No design is a cure-all that will perform well in all environmental conditions. Different products have strengths and weaknesses in different situations, and customers are best served when their vendor is knowledgeable about the properties of each product so that the chosen wood floor can perform exactly as hoped.
Crowning After Sanding
This flooring was sanded flat when it cupped after being installed over a moist subfloor. The wood flooring subsequently crowned when it dried out and had to be replaced, even though it was a new floor.
Below is a solid board that started at a normal moisture content (8%). It was then placed on a moist towel for several days. The resulting cupping is pronounced.
When this board was dried out, however, it flattened again.
And, below, here's a cupped engineered board. This piece of engineered flooring was at a normal moisture content (10%) and was kept at a temperature of 140 degrees F for several days. The resulting cupping is easily seen.
Steps to Minimize Moisture-Related Problems
- Design or evaluate the site prior to delivery for proper moisture conditions. Arrange to eliminate any deficiencies that could cause an adverse moisture condition to arise.
- Install flooring only after the wood and site have reached proper moisture conditions they will see in service.
- Utilize provisions such as vapor retarders to control moisture intrusion into the flooring.
- Use sufficient fastening to constrain flooring movement during moderate moisture changes to take advantage of the elastic property of wood.
- Educate the user about the importance of controlling relative humidity (when possible) to achieve good performance from the floor.
- Be lucky!
Cupping: Step by Step
Here's a quick glimpse at how cupping progresses:
1) At the beginning of the process, water is introduced to the bottom of a dry board.
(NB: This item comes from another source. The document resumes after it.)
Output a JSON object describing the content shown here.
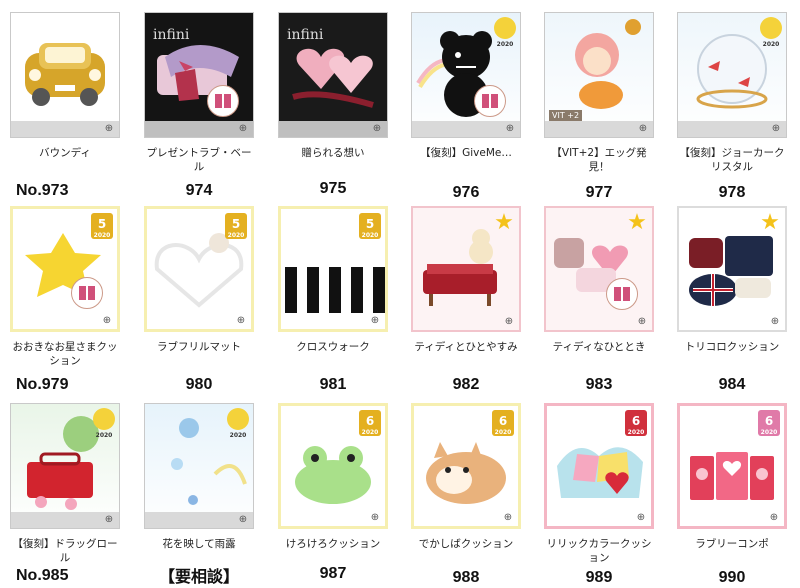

2) As the water penetrates the wood, the wetter material on the back expands, but the dry face does not, so the board deforms.
See more on this topic: Moisture & Wood Floors.